The term diaspora is something many of us can connect to or so electronic producer, Diaspoura hopes, having chosen their name to reflect community experiences. Diaspoura grew up in South Carolina and first came to Davis in May 2019 to record with UC Davis radio station KDVS. I was fortunate enough to interview and connect with them, and learn about their diasporic experience as a queer artist. Diaspoura’s performance revealed the freedom independent artists have over their identity, rewarding nonconformity in oppressive systems of identity, making it a memorable performance. As an artist, being transparent about queer identities can be very difficult; it may displace them further from an already displaced community. I relate to Diaspoura’s experience of understanding discovering this liminal state of identity, and it was inspiring to hear about how music gave them the ability to express their identity truthfully and connect queer people together, which is why music is such a powerful thing. I caught up with Diaspoura after their performance in October to explore their musical career and discuss the topic of displacement.
What inspired you in using the name Diaspoura?
“I remember reading my first ever account of a South Asian diasporic feminist. My college professor showed me a scholar named Chandra Mohanty, and in the essay, she was talking about the experience of living in America and being from India. I wasn’t born in
India, but the word…how it bridged people…it felt like a void had filled. [I] started looking [the word Diaspora] up to find more people talking about this.
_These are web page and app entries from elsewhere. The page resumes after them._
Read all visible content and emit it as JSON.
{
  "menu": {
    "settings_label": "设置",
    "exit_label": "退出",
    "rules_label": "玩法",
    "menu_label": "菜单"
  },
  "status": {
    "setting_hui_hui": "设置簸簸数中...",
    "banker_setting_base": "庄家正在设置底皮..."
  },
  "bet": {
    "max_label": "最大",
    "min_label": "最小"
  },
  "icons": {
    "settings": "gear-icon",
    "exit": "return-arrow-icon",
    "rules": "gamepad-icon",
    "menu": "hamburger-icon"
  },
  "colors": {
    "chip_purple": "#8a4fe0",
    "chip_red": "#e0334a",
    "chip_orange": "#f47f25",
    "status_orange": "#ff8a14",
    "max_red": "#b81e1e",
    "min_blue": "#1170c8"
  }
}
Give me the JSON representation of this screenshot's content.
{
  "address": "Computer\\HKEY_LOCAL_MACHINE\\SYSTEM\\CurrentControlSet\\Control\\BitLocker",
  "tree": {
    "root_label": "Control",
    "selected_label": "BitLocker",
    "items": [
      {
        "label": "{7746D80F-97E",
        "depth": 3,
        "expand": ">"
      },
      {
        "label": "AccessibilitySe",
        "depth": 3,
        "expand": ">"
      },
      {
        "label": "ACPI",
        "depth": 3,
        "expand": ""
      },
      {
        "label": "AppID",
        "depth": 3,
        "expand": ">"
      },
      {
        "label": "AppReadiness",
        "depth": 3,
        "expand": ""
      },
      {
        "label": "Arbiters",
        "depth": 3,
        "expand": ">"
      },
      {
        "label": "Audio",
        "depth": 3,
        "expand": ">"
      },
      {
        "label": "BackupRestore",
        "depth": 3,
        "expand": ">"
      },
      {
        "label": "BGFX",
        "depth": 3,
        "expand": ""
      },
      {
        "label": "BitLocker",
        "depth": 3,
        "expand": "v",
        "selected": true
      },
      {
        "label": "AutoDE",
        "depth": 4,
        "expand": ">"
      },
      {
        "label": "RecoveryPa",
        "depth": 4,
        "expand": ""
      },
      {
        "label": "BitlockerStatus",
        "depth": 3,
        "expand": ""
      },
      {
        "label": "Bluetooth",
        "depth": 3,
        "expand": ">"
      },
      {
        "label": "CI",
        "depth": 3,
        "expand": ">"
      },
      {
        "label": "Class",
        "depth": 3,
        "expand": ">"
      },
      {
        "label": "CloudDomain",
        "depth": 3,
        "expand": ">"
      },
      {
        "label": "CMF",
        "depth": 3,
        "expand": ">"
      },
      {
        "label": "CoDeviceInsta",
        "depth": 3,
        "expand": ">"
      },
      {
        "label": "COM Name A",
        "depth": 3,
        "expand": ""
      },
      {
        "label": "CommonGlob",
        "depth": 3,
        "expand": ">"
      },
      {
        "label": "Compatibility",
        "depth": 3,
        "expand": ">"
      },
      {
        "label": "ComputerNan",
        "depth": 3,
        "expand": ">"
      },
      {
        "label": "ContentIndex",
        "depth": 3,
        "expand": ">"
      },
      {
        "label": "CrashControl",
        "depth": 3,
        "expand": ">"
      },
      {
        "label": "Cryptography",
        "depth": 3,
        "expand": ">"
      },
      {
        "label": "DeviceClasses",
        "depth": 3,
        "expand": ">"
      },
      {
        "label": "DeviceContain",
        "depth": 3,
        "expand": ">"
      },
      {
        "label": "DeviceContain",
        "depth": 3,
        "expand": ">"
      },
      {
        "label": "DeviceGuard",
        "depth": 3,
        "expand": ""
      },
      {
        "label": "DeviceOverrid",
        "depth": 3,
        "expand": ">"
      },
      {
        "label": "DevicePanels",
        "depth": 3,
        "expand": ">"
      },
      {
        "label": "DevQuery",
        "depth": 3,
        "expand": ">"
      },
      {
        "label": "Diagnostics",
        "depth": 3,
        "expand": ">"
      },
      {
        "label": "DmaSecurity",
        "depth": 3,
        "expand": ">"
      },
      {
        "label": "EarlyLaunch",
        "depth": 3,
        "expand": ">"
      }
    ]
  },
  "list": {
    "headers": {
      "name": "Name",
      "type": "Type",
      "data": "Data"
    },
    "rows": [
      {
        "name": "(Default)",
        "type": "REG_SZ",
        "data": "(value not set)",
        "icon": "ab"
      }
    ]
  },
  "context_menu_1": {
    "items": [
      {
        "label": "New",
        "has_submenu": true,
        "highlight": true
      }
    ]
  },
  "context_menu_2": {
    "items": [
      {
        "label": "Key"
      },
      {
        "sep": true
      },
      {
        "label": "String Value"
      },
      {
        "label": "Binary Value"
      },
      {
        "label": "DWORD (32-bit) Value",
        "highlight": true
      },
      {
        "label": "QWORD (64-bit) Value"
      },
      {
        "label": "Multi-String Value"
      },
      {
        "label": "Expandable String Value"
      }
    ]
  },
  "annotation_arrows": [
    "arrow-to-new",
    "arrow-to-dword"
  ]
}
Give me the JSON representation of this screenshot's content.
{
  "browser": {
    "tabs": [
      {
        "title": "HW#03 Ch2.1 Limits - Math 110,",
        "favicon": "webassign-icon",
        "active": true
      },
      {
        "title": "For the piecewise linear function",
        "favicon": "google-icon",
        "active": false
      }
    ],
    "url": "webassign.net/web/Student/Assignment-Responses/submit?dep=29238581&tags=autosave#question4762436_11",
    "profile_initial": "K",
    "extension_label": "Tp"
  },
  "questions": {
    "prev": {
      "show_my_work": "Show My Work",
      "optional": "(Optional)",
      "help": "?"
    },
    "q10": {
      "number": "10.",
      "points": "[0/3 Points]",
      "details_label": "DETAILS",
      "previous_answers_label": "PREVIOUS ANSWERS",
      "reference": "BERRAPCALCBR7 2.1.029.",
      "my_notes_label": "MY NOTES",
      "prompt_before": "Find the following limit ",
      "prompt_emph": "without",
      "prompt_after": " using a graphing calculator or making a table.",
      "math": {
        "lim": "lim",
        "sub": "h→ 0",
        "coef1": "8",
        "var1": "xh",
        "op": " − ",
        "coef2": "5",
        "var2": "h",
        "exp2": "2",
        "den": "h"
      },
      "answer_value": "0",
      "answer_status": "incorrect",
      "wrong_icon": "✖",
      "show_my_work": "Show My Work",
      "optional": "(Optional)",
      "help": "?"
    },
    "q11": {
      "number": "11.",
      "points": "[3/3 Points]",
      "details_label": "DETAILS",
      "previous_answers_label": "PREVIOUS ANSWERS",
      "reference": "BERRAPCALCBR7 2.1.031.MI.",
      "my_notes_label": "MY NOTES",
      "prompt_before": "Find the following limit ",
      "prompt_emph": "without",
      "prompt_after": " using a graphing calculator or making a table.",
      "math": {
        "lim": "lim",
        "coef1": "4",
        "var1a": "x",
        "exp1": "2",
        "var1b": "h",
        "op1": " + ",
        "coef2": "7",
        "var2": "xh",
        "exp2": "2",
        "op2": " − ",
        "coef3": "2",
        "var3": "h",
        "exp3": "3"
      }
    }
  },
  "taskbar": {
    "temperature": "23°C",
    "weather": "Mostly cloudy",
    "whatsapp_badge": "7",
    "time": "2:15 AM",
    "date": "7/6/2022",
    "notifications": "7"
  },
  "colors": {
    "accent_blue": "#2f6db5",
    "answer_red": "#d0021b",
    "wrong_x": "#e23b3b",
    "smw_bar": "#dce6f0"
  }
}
I was so fascinated, this was in 2015 or so, that I literally just started publishing things under the name hoping people would see it and be like ‘cool, they’re here talking about this shit too… and the music is good’. And now I’m seeing new people and articles every day who are normalizing the word ‘diaspora’. It just shows that building community across borders and oceans – it’s needed.”
How did getting into art and music let you express your identity better? What were your hardships identifying as those and showing your art and being public about it?
“As a revolutionary, art is a great way to plug people in and it’s shown to be a form of resistance to me – to be able to make content about the struggles that I have, and then organize around it. It’s helped me own my identities, and break out of this weird shame cycle that I was socialized with. In controlling societies, we are told to be quiet about our experiences and what we’re upset about, and when we vocalize them normally, it’s hard for people experiencing shame or guilt to receive that information, but art is a good way to communicate. People will listen, re-listen, and double-take, like ‘oh, I feel this too!’ It’s a great way to rebuild the public narrative. But I do want to add, musicians have the power to contribute to movements beyond narrative-building. In this way, I’m thinking, ‘OK, so my music is bringing people with a shared narrative together. What’s next after building community? What are we all doing when we’re all together?’ I’m on tour on the West Coast right now in part to host workshops to explore this topic! I am grateful to host them with my artist friend and organizing comrade, Joseph Quisol, and we hope to continue in 2020! Book us please.”
How does your experience of being queer displace you from an already displaced community?
“It is really hard noticing and speaking on your own trauma. In this light, it’s hard for me to publicly delve into it for a quick and free interview, but I will say that the transparency in my public image has helped me understand who in my extended biological family is on my team. I have two cousins who reached out this year and let me know like ‘hey what you’re doing is cool, keep doing it’, and it was really, really relieving. That relief is even a trauma-informed response, one that says we’re not normally both acknowledged and validated within our extended family. I am grateful for my parents’ effort in growing acceptance and support of my wholeness each year; my mom started practicing pronouns last summer and we will hopefully move into the sex-positivity ballgame in 2020, haha.”
How was the barrier to making music inspiring?
“Platforms create barriers for artists because they are designed and marketed as headless entities. Tech heads design them so that nobody really knows who’s developing the stuff and what their lives are like, and namely, the insane amounts of money Big Tech investors, leaders, and workers earn off the backs of independent artists, musicians, and writers. Once I had taken the first dose of platform suspicion, I started writing about the experience of being an independent, assessing my grief and fear by song-writing.”
Diaspoura uses their experience as an artist to advocate for social changes; They hold workshops about unlearning oppressive systems through their patreon website, which directly fund their art and mission. Support Diaspoura by checking out the website they created and listening to their music on Bandcamp or Spotify!